- _TASK GOAL_
The records below must be repeated exactly, but without their pictures.

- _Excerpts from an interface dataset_
::::::::::

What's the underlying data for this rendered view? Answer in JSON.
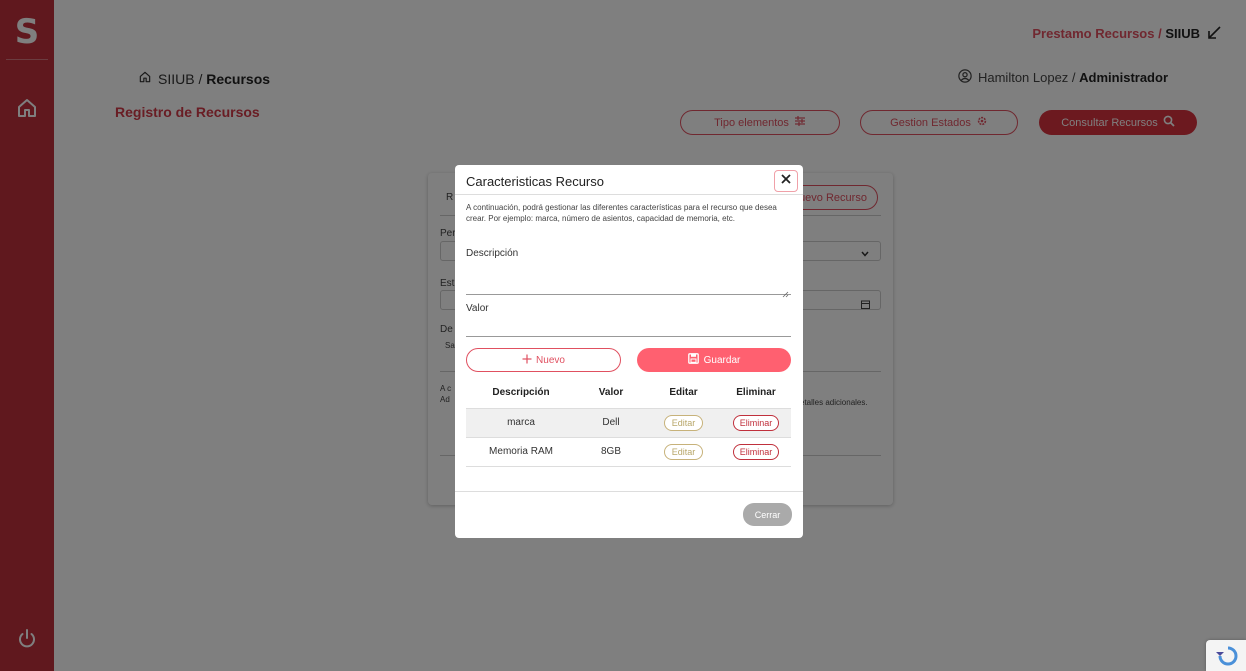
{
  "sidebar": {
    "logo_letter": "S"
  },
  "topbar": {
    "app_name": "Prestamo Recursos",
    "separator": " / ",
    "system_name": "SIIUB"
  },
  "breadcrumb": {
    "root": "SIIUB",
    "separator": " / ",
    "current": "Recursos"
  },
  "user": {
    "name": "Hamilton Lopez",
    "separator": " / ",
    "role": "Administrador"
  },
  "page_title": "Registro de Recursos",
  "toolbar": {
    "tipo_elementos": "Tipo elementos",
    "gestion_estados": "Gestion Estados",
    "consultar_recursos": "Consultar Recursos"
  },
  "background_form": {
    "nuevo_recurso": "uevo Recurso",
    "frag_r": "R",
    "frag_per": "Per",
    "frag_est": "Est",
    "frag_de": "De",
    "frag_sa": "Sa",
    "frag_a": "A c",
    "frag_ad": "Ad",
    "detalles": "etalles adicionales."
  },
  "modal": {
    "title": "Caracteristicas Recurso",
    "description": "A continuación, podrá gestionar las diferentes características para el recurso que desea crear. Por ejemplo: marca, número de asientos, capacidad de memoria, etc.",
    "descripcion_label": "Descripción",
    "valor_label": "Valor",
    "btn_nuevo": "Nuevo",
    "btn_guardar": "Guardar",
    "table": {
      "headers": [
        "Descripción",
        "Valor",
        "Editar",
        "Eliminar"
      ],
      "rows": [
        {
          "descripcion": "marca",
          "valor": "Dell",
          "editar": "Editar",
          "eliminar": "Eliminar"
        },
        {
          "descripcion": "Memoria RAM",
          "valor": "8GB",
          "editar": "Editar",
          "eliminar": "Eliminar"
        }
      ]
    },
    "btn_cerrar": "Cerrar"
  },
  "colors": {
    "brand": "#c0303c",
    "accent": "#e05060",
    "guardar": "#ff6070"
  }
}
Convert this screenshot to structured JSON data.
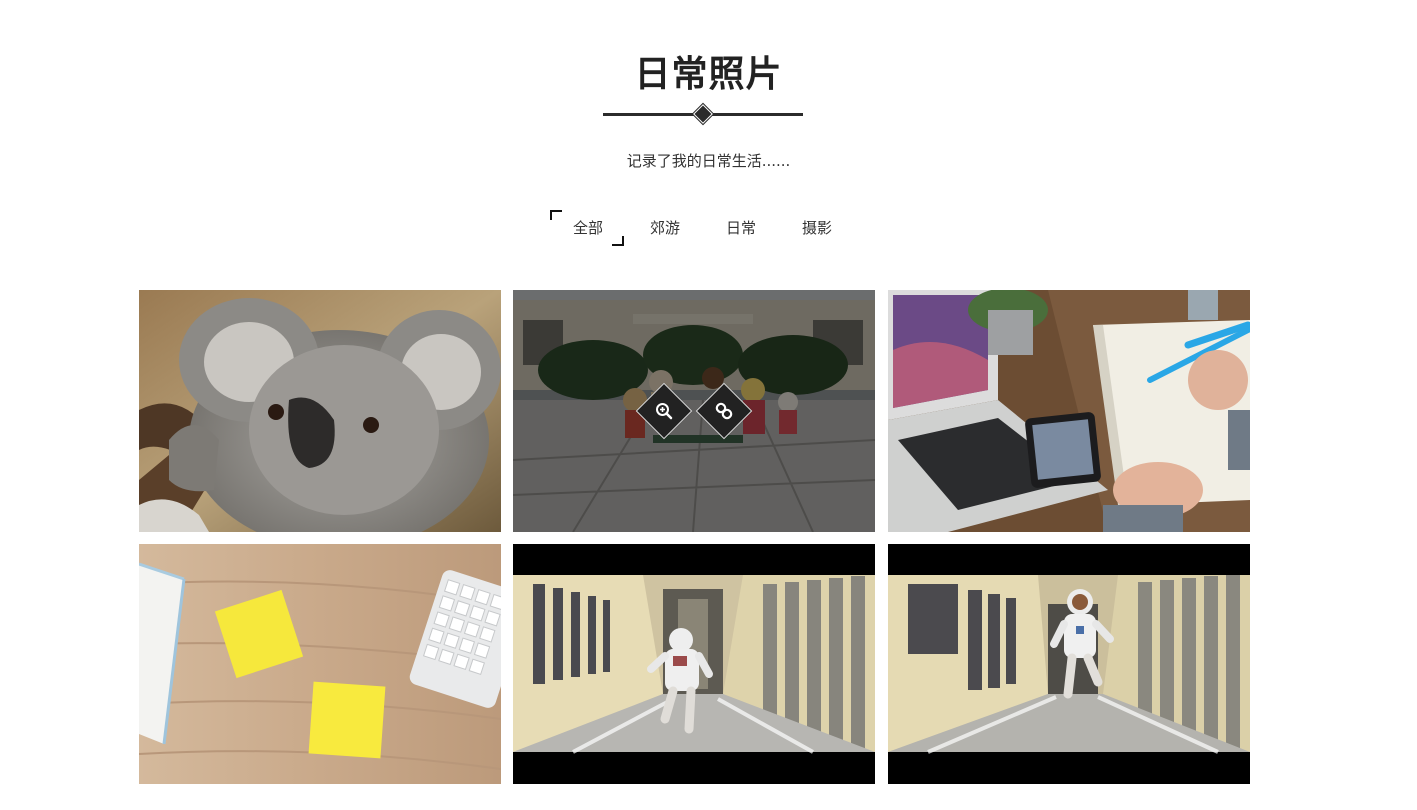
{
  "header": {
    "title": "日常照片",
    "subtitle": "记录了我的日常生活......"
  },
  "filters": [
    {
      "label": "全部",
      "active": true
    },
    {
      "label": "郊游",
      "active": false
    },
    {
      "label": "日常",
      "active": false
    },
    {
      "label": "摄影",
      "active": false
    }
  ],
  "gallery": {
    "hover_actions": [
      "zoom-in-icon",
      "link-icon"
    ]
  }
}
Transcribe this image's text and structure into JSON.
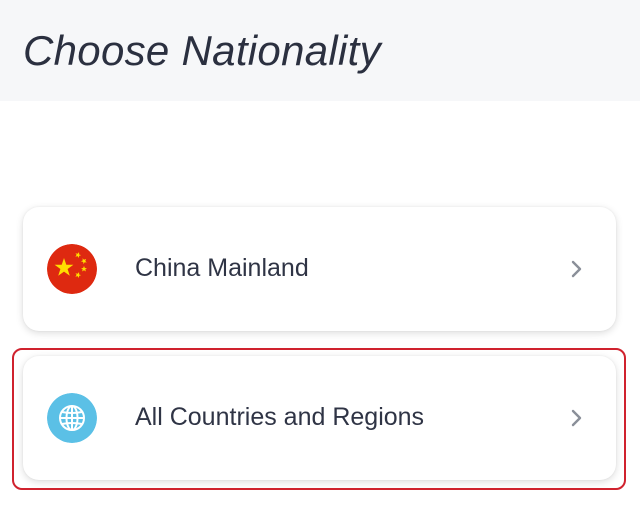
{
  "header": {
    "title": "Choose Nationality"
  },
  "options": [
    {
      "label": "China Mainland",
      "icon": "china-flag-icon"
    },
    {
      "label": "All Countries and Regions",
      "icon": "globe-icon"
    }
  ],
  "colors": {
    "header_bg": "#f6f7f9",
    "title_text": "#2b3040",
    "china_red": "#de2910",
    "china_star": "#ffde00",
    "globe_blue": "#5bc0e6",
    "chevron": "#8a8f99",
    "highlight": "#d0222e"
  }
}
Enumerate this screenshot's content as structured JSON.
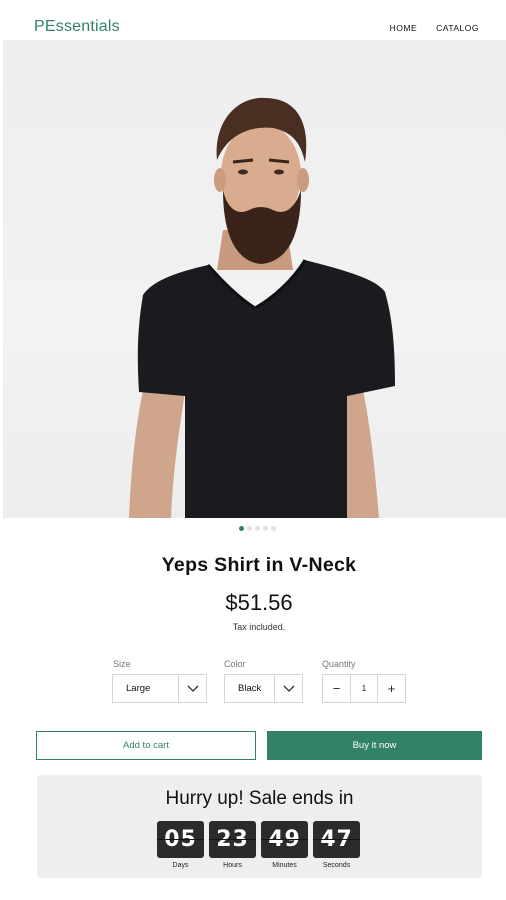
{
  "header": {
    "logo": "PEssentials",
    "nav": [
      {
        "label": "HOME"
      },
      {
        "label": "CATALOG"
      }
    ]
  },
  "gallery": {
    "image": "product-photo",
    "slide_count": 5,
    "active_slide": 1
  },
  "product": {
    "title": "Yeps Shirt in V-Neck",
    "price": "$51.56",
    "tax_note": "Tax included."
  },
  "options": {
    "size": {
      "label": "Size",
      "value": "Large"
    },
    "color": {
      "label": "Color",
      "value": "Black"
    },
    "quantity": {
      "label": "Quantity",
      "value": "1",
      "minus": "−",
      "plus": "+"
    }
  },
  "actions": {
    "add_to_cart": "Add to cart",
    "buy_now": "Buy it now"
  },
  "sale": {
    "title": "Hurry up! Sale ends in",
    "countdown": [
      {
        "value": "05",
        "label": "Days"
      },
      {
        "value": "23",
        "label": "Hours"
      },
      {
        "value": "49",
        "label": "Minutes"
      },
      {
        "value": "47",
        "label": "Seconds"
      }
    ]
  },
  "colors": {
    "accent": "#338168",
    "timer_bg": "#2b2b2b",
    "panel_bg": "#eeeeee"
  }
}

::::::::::

- _REPLY TO THE TASK_
What's the underlying data for this rendered view? Answer in JSON.
{
  "sidebar": {
    "logo_letter": "S"
  },
  "topbar": {
    "app_name": "Prestamo Recursos",
    "separator": " / ",
    "system_name": "SIIUB"
  },
  "breadcrumb": {
    "root": "SIIUB",
    "separator": " / ",
    "current": "Recursos"
  },
  "user": {
    "name": "Hamilton Lopez",
    "separator": " / ",
    "role": "Administrador"
  },
  "page_title": "Registro de Recursos",
  "toolbar": {
    "tipo_elementos": "Tipo elementos",
    "gestion_estados": "Gestion Estados",
    "consultar_recursos": "Consultar Recursos"
  },
  "background_form": {
    "nuevo_recurso": "uevo Recurso",
    "frag_r": "R",
    "frag_per": "Per",
    "frag_est": "Est",
    "frag_de": "De",
    "frag_sa": "Sa",
    "frag_a": "A c",
    "frag_ad": "Ad",
    "detalles": "etalles adicionales."
  },
  "modal": {
    "title": "Caracteristicas Recurso",
    "description": "A continuación, podrá gestionar las diferentes características para el recurso que desea crear. Por ejemplo: marca, número de asientos, capacidad de memoria, etc.",
    "descripcion_label": "Descripción",
    "valor_label": "Valor",
    "btn_nuevo": "Nuevo",
    "btn_guardar": "Guardar",
    "table": {
      "headers": [
        "Descripción",
        "Valor",
        "Editar",
        "Eliminar"
      ],
      "rows": [
        {
          "descripcion": "marca",
          "valor": "Dell",
          "editar": "Editar",
          "eliminar": "Eliminar"
        },
        {
          "descripcion": "Memoria RAM",
          "valor": "8GB",
          "editar": "Editar",
          "eliminar": "Eliminar"
        }
      ]
    },
    "btn_cerrar": "Cerrar"
  },
  "colors": {
    "brand": "#c0303c",
    "accent": "#e05060",
    "guardar": "#ff6070"
  }
}
Convert this screenshot to structured JSON data.
{
  "header": {
    "title": "日常照片",
    "subtitle": "记录了我的日常生活......"
  },
  "filters": [
    {
      "label": "全部",
      "active": true
    },
    {
      "label": "郊游",
      "active": false
    },
    {
      "label": "日常",
      "active": false
    },
    {
      "label": "摄影",
      "active": false
    }
  ],
  "gallery": {
    "hover_actions": [
      "zoom-in-icon",
      "link-icon"
    ]
  }
}
Transcribe this image's text and structure into JSON.
{
  "header": {
    "title": "Choose Nationality"
  },
  "options": [
    {
      "label": "China Mainland",
      "icon": "china-flag-icon"
    },
    {
      "label": "All Countries and Regions",
      "icon": "globe-icon"
    }
  ],
  "colors": {
    "header_bg": "#f6f7f9",
    "title_text": "#2b3040",
    "china_red": "#de2910",
    "china_star": "#ffde00",
    "globe_blue": "#5bc0e6",
    "chevron": "#8a8f99",
    "highlight": "#d0222e"
  }
}
Enumerate this screenshot's content as structured JSON.
{
  "header": {
    "logo": "PEssentials",
    "nav": [
      {
        "label": "HOME"
      },
      {
        "label": "CATALOG"
      }
    ]
  },
  "gallery": {
    "image": "product-photo",
    "slide_count": 5,
    "active_slide": 1
  },
  "product": {
    "title": "Yeps Shirt in V-Neck",
    "price": "$51.56",
    "tax_note": "Tax included."
  },
  "options": {
    "size": {
      "label": "Size",
      "value": "Large"
    },
    "color": {
      "label": "Color",
      "value": "Black"
    },
    "quantity": {
      "label": "Quantity",
      "value": "1",
      "minus": "−",
      "plus": "+"
    }
  },
  "actions": {
    "add_to_cart": "Add to cart",
    "buy_now": "Buy it now"
  },
  "sale": {
    "title": "Hurry up! Sale ends in",
    "countdown": [
      {
        "value": "05",
        "label": "Days"
      },
      {
        "value": "23",
        "label": "Hours"
      },
      {
        "value": "49",
        "label": "Minutes"
      },
      {
        "value": "47",
        "label": "Seconds"
      }
    ]
  },
  "colors": {
    "accent": "#338168",
    "timer_bg": "#2b2b2b",
    "panel_bg": "#eeeeee"
  }
}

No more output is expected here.